The combination of low visibility and lack of driver protection mean that motorcyclists are particularly vulnerable on the roads and they are more likely to suffer severe injuries in an accident. Serious orthopaedic, head and spinal injuries are commonly seen, and far too many motorbike, scooter and moped riders are still fatally injured in road accidents.
Despite a gradual fall in the number of motorcyclists killed in accidents on the road in the UK over recent years, motorcyclists still accounted for around 20% of all deaths on the UK roads in 2011.
For a claim to succeed it is necessary to show that another party was at fault in causing the accident. The most common scenario giving rise to motorcycle accidents is a collision with another vehicle, and in those cases the claim is directed to the insurers of that vehicle (or if no insurers to the Motor Insurers Bureau). Common situations giving rise to liability include the following:
Other vehicle emerging from a side road failing to see motorcycle approaching in main road
Driver carrying out manoeuvre whilst being overtaken by motorbike
Other driver misjudging speed and distance of motorbike
Other vehicle turning at junction and failing to see motorbike
Most motorbike accidents do involve some fault on the part of another person, although in reality some cases are not black and white, and it may be that the motorcyclist feels that they share at least some responsibility for the accident they have been involved in. If this sounds familiar, and has previously put you off finding out about the possibility of making a claim, then try contacting us anyway to discuss the case without obligation. It is often the case that liability for an accident is apportioned between two different parties, and therefore you may well still be entitled to some compensation even if it was partly your fault.
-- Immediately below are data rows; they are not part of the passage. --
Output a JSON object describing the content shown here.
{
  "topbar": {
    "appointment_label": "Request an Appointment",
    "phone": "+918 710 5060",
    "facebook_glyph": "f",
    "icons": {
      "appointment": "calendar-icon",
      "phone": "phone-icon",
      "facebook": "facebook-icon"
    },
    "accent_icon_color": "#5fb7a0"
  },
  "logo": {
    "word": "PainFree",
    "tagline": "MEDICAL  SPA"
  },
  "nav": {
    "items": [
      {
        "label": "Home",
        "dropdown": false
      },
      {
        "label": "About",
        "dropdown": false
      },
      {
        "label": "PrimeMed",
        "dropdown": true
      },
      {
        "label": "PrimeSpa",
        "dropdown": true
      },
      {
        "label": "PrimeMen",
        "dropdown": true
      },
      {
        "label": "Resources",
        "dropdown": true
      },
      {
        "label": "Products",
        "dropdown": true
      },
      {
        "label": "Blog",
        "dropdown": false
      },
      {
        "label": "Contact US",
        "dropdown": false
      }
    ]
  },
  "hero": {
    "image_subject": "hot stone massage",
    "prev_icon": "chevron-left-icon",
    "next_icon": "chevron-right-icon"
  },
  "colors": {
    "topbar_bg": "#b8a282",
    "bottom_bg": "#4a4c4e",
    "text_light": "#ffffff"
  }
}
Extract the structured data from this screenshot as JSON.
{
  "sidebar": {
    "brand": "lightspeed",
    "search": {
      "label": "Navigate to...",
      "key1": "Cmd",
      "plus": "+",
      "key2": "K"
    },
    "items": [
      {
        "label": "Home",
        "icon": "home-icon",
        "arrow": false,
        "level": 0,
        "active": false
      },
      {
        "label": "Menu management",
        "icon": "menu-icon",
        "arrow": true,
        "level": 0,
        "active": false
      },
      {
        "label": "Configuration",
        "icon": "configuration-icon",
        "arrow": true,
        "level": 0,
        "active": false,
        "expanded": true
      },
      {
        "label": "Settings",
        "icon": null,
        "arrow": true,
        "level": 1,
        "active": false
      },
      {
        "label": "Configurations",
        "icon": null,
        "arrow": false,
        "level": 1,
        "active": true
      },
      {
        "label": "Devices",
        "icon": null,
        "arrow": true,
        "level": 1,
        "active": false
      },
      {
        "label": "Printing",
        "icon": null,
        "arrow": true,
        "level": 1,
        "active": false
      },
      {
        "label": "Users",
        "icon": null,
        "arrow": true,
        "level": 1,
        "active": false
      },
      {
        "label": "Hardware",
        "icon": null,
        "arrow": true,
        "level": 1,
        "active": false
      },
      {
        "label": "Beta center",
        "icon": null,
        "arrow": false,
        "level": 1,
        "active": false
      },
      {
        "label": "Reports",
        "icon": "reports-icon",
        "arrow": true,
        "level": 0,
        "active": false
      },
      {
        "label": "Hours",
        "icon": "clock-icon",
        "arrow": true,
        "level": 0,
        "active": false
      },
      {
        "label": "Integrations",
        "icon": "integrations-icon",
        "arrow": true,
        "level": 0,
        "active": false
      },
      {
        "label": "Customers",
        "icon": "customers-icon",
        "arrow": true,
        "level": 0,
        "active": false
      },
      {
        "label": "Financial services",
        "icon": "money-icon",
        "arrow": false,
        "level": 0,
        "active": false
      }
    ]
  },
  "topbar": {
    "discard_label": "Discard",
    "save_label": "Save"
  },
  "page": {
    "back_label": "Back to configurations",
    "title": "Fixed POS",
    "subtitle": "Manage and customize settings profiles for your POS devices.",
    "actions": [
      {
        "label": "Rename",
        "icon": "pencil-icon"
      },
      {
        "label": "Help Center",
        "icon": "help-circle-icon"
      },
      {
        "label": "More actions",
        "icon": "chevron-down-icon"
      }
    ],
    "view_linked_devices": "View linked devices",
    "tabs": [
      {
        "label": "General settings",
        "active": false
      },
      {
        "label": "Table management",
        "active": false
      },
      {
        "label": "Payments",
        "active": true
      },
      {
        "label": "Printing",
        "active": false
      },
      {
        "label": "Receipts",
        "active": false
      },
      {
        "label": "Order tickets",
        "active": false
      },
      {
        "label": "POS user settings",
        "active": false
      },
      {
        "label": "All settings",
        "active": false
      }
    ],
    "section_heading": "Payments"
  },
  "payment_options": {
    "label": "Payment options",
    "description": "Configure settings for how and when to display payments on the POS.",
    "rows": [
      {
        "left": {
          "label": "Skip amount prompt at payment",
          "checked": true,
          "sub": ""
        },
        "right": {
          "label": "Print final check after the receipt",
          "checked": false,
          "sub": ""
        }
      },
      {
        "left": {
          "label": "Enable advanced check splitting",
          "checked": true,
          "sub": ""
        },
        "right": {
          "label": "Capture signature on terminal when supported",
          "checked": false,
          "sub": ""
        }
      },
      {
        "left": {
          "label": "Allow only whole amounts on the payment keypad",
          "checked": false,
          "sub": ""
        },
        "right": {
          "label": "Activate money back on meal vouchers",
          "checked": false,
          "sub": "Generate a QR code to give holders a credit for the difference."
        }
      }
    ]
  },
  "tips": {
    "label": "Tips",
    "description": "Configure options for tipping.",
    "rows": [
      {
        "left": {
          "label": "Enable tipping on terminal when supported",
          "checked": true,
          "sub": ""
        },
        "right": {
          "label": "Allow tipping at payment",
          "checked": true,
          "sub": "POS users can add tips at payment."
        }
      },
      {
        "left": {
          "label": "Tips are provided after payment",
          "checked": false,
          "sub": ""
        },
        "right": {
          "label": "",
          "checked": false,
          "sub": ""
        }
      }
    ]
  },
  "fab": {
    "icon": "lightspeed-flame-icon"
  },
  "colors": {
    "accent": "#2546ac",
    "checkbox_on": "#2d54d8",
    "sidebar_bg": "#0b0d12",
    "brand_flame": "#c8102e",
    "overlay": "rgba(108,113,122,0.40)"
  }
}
For example, in a recent case Osbornes acted for a motorcyclist who was speeding when he collided with a van that emerged from a side road into his path and he was knocked off his bike sustaining serious injuries. Following investigations we were able to negotiate a 67%:33% liability apportionment, which meant that he received 2/3 of the eventual value of the claim.
In other cases there may be no other vehicle involved and the accident was caused by the condition of the highway or the presence of an obstruction on it.
The Highway Authority (usually the Local Authority) is responsible for maintaining the fabric of the road. If it fails to do so and potholes or other defects arise as a result, then if those defects cause an accident the Authority may be liable.
If the road surface is made dangerous by ice and snow then the Highway Authority may be liable for resulting accidents if they are not able to show that they had – and carried out – a proper system for gritting.
The highway may become dangerous by spillages or leakages. A landmark case in 2003 paved the way for a claim to the Motor Insurers Bureau in injury cases arising from oil spillages, the principle being that the MIB have to meet claims against untraced motorists, and that a large diesel spillage is likely to have been caused by the negligence of an untraced driver.
In one recent case we recovered substantial damages from a local water authority for a motorcyclist who lost control of his bike on a patch of water that had leaked from a faulty mains pipe onto the road where it had frozen.
What you should do if you have been injured in a cycling or motorbike accident
Whether or not the other party is insured and because the Motor Insurers’ Bureau (MIB) have very strict time limits, it is very important that the following steps are taken after any accident:
Take down the details of the other party at the scene, including name, address, telephone, insurance details and vehicle registration number.
Report the matter to the police immediately. If for any reason this is not possible, report the accident in person to a police station as soon as you can (and get a police reference number) .
Take details of any other party and any witnesses.
Contact your own insurers, if relevant